Very small breasts with large areola. Are they tuberous and can I correct with an implant and get a good result? (Photos)
Botox Price Calculator
What would you like to change?
Enter your info to request custom estimates from three local providers.
These providers will send a more accurate price based on your needs.
Doctor Answers 9
Based on your photos alone it appears that you have a minimal tubular deformity of your breasts. Your primary issue is a lack of breast tissue with a small amount of breast herniation into the areola. A breast augmentation with scoring of your breast tissue (to release the bands that are causing the mild breast tissue herniation) should provide you with a very nice result. Make certain that you seek a board-certified plastic surgeon to perform the procedure. Best of luck!
Tuberous Breast Correction
Patients with severe tuberous breast deformity may undergo tissue expansion, infra-mammary fold lowering and reduction to the large nipple and/or areola before the implant is inserted.
It is possible to have a beautiful result following surgery!
Tuberous Breast come in all degrees.
You have a mild form of tuberous breasts. Breast augmentation will solve your problem but with a warning. You will need scoring of the breast tissue under the nipple to allow the areola to flatten out. You will also need vertical scoring of the breast tissue in the lower half of the breast to create a soft rounded lower pole.
You might also like...
Do I have tuberous breasts?
You have a mild form of tuberous breasts, which would be corrected very nicely with breast implants.
Areolar Breast Tissue Herniation (mild Tuberous Breast)
What you appear to have is breast tissue herniation into the areolae. Although this is not what most people talk about when they discuss tuberous breast deformity, it is a form of that problem. This is easier to fix than the usual problem and can easily be done with a Breast Augmentation. See a Board Certified Plastic Surgeon with significant experience in correcting many different breast problems.
You have a mild form of tuberous breasts. Tuberous breasts lack fullness below the nipple. Breast augmentation can create the fullness you are lacking and provide you with an improved shape and body proportion. You can view results of breast augmentation on women with tuberous breasts such as yours by following the link below.
Tuberous (Tubular, Consricted) breasts have some basic characteristics and, yes, you fit into this category. A larger constricted breast takes on the more characteristic appearance of what you'll see in most articles about this breast issue. In my experience, most patients are unhappy with the appearance after breast augmentation if nothing is done other than augmentation. We often describe the resulting shape as 'whipped cream on top of a sundae'. There becomes the appearance of a bulge under your areolae that is separate in shape from the rest of the breast. Using an implant alone often accentuates this appearance. A circum-areola incision (around the areola) is necessary to fix this. I hope this helps. Good luck! Scott Newman, MD FACS
Tuberous breasts and breast augmentation

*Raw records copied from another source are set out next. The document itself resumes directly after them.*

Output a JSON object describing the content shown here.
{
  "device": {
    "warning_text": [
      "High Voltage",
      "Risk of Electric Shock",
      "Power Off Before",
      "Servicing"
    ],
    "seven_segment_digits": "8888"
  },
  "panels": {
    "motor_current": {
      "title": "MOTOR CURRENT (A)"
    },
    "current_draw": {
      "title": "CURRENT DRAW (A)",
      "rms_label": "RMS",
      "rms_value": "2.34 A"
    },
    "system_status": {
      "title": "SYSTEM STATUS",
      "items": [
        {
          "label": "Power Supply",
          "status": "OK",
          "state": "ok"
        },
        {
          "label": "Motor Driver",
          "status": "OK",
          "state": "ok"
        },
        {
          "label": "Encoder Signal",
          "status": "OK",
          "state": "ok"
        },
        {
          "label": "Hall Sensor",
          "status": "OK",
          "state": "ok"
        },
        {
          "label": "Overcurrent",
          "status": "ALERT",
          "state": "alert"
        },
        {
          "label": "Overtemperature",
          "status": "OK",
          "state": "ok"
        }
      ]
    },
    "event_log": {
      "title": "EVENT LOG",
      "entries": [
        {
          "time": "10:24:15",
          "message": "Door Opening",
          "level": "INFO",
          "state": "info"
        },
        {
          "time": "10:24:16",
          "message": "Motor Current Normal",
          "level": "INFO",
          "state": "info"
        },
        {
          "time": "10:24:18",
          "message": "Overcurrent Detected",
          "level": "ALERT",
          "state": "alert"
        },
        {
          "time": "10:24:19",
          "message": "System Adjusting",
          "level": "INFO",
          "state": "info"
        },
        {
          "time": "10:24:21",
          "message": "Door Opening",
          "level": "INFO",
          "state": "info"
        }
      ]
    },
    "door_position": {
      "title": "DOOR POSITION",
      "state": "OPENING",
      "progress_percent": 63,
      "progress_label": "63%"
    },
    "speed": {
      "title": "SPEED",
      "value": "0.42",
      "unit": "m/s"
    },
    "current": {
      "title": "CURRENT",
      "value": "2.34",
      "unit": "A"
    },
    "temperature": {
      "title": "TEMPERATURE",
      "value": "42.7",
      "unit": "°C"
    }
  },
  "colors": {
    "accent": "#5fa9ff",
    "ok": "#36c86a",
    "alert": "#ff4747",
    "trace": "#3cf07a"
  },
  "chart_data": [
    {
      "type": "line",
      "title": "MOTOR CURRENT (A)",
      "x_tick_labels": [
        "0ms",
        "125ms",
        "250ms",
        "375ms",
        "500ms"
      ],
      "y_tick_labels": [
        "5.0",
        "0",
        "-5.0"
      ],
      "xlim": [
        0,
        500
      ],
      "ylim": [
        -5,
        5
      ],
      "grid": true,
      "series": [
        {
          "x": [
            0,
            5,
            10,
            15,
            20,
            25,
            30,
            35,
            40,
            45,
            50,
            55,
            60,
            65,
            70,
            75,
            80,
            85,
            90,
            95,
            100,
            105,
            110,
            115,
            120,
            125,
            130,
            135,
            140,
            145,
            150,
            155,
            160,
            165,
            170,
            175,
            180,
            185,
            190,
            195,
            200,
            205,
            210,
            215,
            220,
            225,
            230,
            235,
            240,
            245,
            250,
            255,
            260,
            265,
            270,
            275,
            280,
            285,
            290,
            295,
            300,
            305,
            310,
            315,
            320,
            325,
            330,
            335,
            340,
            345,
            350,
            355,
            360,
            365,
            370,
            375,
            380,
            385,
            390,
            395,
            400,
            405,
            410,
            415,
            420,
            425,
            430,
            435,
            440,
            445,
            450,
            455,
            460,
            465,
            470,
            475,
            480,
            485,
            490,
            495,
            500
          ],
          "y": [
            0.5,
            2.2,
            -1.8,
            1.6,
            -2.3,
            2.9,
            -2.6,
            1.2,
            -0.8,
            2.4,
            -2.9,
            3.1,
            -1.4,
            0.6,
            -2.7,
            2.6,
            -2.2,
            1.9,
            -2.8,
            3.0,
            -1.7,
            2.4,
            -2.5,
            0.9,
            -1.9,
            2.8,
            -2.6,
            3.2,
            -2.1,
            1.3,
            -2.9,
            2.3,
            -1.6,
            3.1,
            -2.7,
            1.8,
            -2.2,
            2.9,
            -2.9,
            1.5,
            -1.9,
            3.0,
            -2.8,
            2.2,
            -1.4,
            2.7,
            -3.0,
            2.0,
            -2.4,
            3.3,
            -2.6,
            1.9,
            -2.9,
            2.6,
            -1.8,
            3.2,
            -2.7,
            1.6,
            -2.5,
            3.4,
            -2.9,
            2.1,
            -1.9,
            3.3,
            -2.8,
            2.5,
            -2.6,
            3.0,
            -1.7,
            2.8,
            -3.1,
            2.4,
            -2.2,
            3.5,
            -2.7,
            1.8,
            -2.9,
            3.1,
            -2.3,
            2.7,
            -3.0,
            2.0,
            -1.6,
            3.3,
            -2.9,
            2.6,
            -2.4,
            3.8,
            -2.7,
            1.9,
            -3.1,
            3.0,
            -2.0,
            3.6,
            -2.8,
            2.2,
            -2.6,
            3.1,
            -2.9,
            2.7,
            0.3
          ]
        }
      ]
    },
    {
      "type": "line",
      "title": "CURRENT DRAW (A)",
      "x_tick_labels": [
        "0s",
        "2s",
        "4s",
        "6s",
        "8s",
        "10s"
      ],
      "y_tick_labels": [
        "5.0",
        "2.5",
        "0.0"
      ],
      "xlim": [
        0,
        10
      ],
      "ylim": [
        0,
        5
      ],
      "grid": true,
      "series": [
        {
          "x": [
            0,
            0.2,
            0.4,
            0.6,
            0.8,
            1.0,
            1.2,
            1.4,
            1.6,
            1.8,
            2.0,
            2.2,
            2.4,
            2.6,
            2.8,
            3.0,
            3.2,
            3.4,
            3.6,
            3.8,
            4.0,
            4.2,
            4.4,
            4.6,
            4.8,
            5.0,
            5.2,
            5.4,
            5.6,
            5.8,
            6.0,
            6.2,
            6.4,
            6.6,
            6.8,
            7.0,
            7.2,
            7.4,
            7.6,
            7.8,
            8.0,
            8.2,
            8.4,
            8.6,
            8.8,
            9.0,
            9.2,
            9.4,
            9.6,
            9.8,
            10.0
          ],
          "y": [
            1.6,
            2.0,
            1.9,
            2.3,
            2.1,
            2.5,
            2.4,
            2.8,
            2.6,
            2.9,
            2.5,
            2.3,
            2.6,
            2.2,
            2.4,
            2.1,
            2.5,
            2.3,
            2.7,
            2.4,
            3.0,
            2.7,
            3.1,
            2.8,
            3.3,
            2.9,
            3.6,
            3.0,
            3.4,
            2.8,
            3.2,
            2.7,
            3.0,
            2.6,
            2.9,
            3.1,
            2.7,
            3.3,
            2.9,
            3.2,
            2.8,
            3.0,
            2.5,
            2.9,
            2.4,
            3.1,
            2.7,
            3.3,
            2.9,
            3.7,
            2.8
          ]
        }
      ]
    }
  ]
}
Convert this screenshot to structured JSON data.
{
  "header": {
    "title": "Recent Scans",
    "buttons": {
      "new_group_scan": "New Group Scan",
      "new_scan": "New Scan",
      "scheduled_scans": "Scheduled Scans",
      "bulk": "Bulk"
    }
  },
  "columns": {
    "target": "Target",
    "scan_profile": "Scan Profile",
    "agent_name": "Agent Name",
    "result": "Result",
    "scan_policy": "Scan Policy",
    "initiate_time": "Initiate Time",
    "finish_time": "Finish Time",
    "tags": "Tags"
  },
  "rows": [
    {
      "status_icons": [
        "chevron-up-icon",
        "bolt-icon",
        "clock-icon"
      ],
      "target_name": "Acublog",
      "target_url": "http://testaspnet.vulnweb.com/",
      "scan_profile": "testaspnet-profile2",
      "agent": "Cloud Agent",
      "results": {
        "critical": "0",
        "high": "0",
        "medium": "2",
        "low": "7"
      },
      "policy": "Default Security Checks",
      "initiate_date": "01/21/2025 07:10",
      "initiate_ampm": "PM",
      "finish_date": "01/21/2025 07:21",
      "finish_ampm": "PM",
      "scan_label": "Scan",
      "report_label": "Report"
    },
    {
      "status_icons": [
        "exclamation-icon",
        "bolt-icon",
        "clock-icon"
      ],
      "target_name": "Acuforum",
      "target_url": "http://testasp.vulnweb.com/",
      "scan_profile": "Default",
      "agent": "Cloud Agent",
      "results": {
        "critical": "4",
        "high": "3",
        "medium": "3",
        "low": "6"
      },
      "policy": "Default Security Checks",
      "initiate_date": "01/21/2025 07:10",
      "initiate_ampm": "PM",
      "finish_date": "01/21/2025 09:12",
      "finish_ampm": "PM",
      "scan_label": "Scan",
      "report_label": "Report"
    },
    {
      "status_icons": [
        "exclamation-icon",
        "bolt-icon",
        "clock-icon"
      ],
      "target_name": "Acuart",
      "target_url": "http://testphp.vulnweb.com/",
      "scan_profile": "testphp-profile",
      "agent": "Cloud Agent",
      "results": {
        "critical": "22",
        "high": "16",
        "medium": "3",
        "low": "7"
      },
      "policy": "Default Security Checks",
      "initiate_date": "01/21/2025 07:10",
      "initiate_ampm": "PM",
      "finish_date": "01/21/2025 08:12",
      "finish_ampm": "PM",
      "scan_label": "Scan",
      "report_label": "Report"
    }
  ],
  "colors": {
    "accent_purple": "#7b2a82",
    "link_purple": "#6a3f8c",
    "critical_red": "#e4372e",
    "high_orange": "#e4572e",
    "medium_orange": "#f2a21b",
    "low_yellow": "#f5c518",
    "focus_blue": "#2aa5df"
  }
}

Yes, based on your pictures (without the benefit of direct examination) I think you do have constricted/tuberous breasts. Some of the characteristics of your breasts that make me think so are: short distance from areola to ill-defined to inframammary folds, “puffy” areola, wide space between the breasts.
Yes, I think you will have a very nice result with a breast augmentation plus or minus a circumareolar reduction procedure. Correction of tuberous breast does take a bit more work than a straight forward breast augmentation surgery. If you are bothered by the shape of the breasts, this procedure can help "round out" your breasts and decrease the space between the breasts. The incision around the areola is used to decrease the “puffy” appearance.
You may find the link attached helpful. Best wishes.
These answers are for educational purposes and should not be relied upon as a substitute for medical advice you may receive from your physician. If you have a medical emergency, please call 911. These answers do not constitute or initiate a patient/doctor relationship.